Speaking of Ember, it was nice to finally put my new pet to work. She’s not overpowering – her attack only does 1d8 and I think she’s got fewer hit points than Celes – but it’s an extra source of offense, and being able to set up flanking (especially for Cade’s Sneak Attack) could be useful. If there’s any complaint, it’s a certain sameness that I’ve somehow arrived at playing a pet class in this game AND Dead Suns. But… whatever. Fire Cat Is Good. Fire Cat Is Our Friend. I regret nothing!
The other thing about this fight that gave me a mild chuckle was when the boss orc ran out of reactions and couldn’t use his orc ferocity.
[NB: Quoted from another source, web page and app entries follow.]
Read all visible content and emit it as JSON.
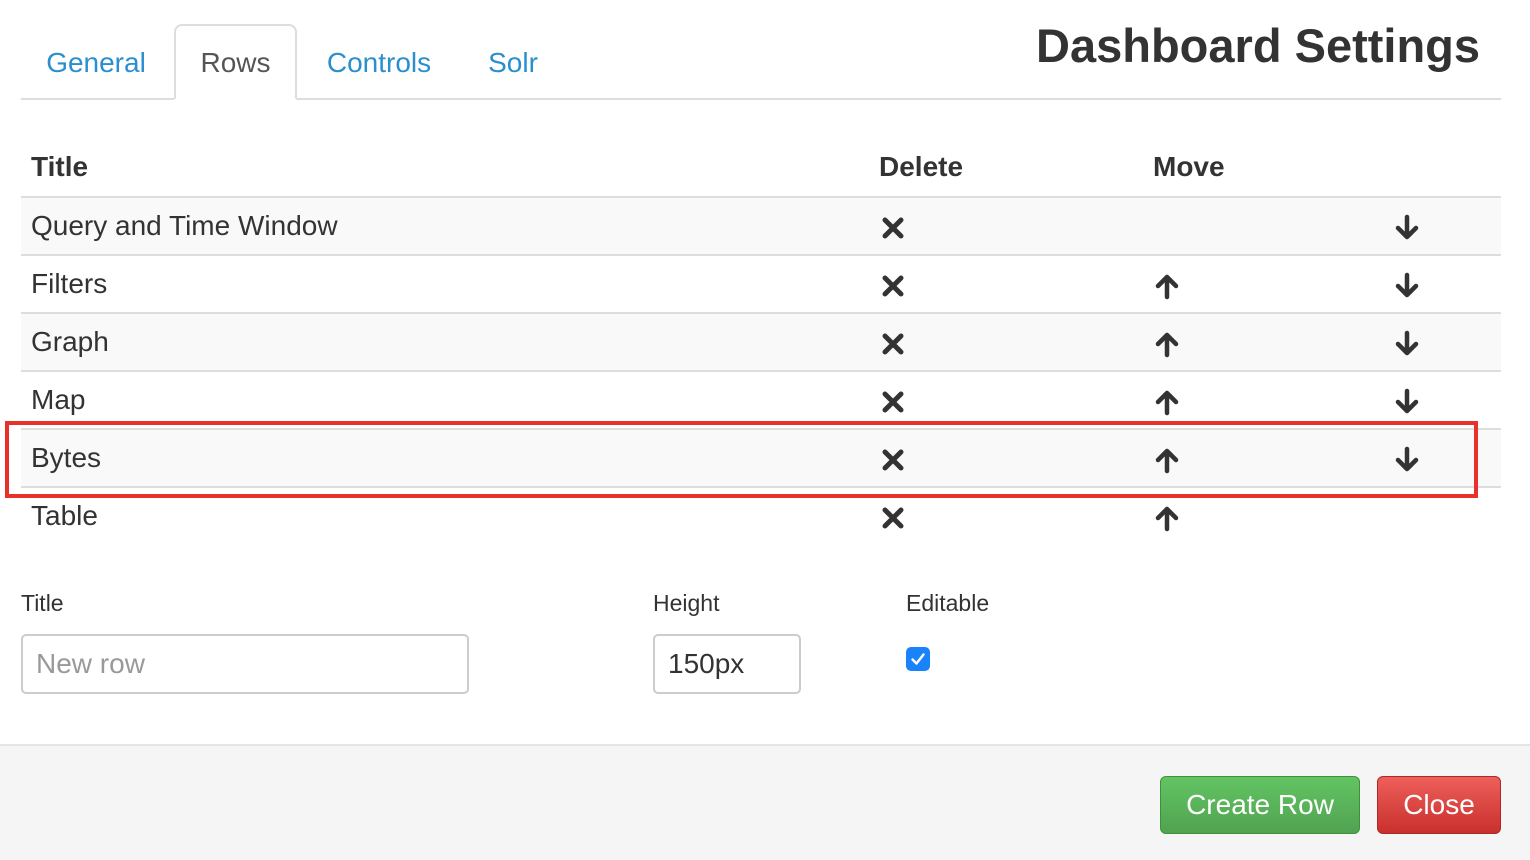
{
  "page_title": "Dashboard Settings",
  "tabs": [
    {
      "label": "General",
      "active": false
    },
    {
      "label": "Rows",
      "active": true
    },
    {
      "label": "Controls",
      "active": false
    },
    {
      "label": "Solr",
      "active": false
    }
  ],
  "table": {
    "headers": {
      "title": "Title",
      "delete": "Delete",
      "move": "Move"
    },
    "rows": [
      {
        "title": "Query and Time Window",
        "icons": [
          "times-icon",
          "arrow-down-icon"
        ],
        "highlighted": false
      },
      {
        "title": "Filters",
        "icons": [
          "times-icon",
          "arrow-up-icon",
          "arrow-down-icon"
        ],
        "highlighted": false
      },
      {
        "title": "Graph",
        "icons": [
          "times-icon",
          "arrow-up-icon",
          "arrow-down-icon"
        ],
        "highlighted": false
      },
      {
        "title": "Map",
        "icons": [
          "times-icon",
          "arrow-up-icon",
          "arrow-down-icon"
        ],
        "highlighted": false
      },
      {
        "title": "Bytes",
        "icons": [
          "times-icon",
          "arrow-up-icon",
          "arrow-down-icon"
        ],
        "highlighted": true
      },
      {
        "title": "Table",
        "icons": [
          "times-icon",
          "arrow-up-icon"
        ],
        "highlighted": false
      }
    ]
  },
  "form": {
    "title_label": "Title",
    "title_placeholder": "New row",
    "title_value": "",
    "height_label": "Height",
    "height_value": "150px",
    "editable_label": "Editable",
    "editable_checked": true
  },
  "footer": {
    "create_label": "Create Row",
    "close_label": "Close"
  },
  "colors": {
    "link": "#2a8fcf",
    "success": "#5bb75b",
    "danger": "#da4f49",
    "highlight": "#e8312a",
    "checkbox": "#1a82fb"
  }
}
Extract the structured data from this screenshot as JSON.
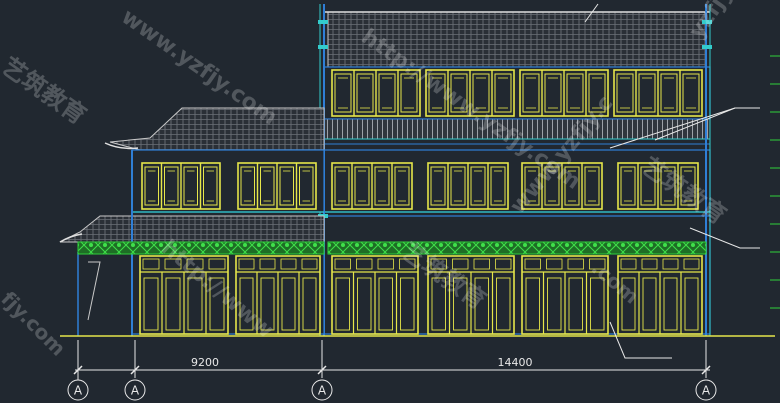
{
  "dimensions": [
    {
      "label": "9200"
    },
    {
      "label": "14400"
    }
  ],
  "axis_bubbles": [
    {
      "label": "A"
    },
    {
      "label": "A"
    },
    {
      "label": "A"
    },
    {
      "label": "A"
    }
  ],
  "watermarks": [
    "www.yzfjy.com",
    "http://www.yzfjy.com",
    "艺筑教育",
    "yzfjy",
    "fjy.com",
    "艺筑教育"
  ],
  "colors": {
    "background": "#212830",
    "structure": "#2f7fd6",
    "window_frame": "#e6e64a",
    "green_band": "#2ecf3a",
    "roof_line": "#c9c9c9",
    "cyan": "#33cccc",
    "dimension": "#e8e8e8"
  }
}
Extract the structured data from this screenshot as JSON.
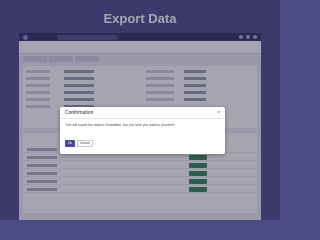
{
  "header": {
    "title": "Export Data"
  },
  "dialog": {
    "title": "Confirmation",
    "close_glyph": "×",
    "message": "This will export the data to Snowflake. Are you sure you want to proceed?",
    "ok_label": "Ok",
    "cancel_label": "Cancel"
  },
  "colors": {
    "background": "#4c4987",
    "app_header": "#2d2a5e",
    "primary_button": "#4b4898",
    "status_pill": "#2e8a55"
  }
}
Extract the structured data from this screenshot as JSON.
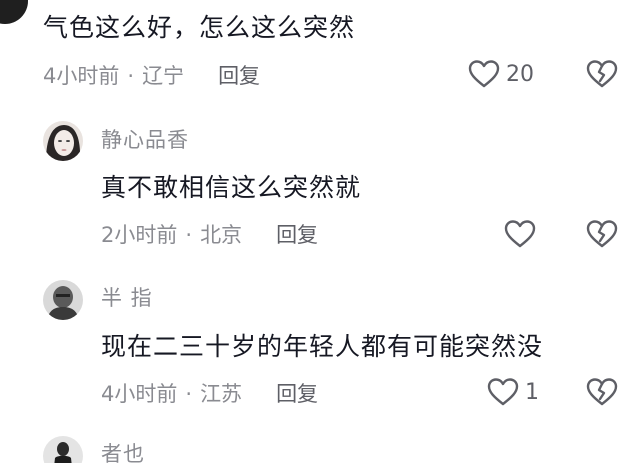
{
  "comments": [
    {
      "text": "气色这么好，怎么这么突然",
      "time": "4小时前",
      "location": "辽宁",
      "reply": "回复",
      "likes": "20"
    },
    {
      "user": "静心品香",
      "text": "真不敢相信这么突然就",
      "time": "2小时前",
      "location": "北京",
      "reply": "回复"
    },
    {
      "user": "半 指",
      "text": "现在二三十岁的年轻人都有可能突然没",
      "time": "4小时前",
      "location": "江苏",
      "reply": "回复",
      "likes": "1"
    },
    {
      "user": "者也"
    }
  ],
  "separator": "·",
  "icons": {
    "like": "heart-outline-icon",
    "dislike": "broken-heart-icon"
  }
}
You may assume a Nelson Muntz “ha ha” on my part when that happened. After having to deal with all the grunts getting an extra action, I was glad the boss lost his. Fortuitous.
Coincidentally, this is PART of why I haven’t used my champion’s Liberating Step ability more. Fact is, I have three different reaction abilities (block with a shield, Divine Grace to get +2 on a save, or Liberating Step) so there have been times where blocking 3 or 4 damage vs. keeping those other options available didn’t seem like a good trade-off. But now that it’s 5 damage and now that my shield is broken anyway, we’ll probably start to see Liberating Step some more. Some of these future fights, I pretty much use it every round.
Lastly, I’ll re-acknowledge the mistake we’ve been making regarding Lay On Hands. Since the spell level is half the character level (but rounded up), it should only be healing for 12 points at Level 3, not 18. I did use LoH after the boss hit me twice, so it was in play this fight. That said, I was mentally tracking the damage re-listening to the episode, and I don’t think it got close enough to make the difference between dropping or not. It’s more relevant for after-heals, but that just adds time – 10 minutes per cast, times however many extra casts would be required to make the math correct.
So, orc battle survived, we pause to catch our breath, and we’re going to assault the keep next. Unfortunately, as far as we know, the remaining archer probably survived and had time to raise the alarm, so whoever is left in there (Vilree? More orcs?) is going to be ready for us. Will Steve have more orc rhymes left – Spork? Bjork? Peter Tork? I guess you’ll just have to find out next week. In the meantime, feel free to drop by Discord or other social media and let us know what you think of the show. Thanks for listening and we’ll see you next week.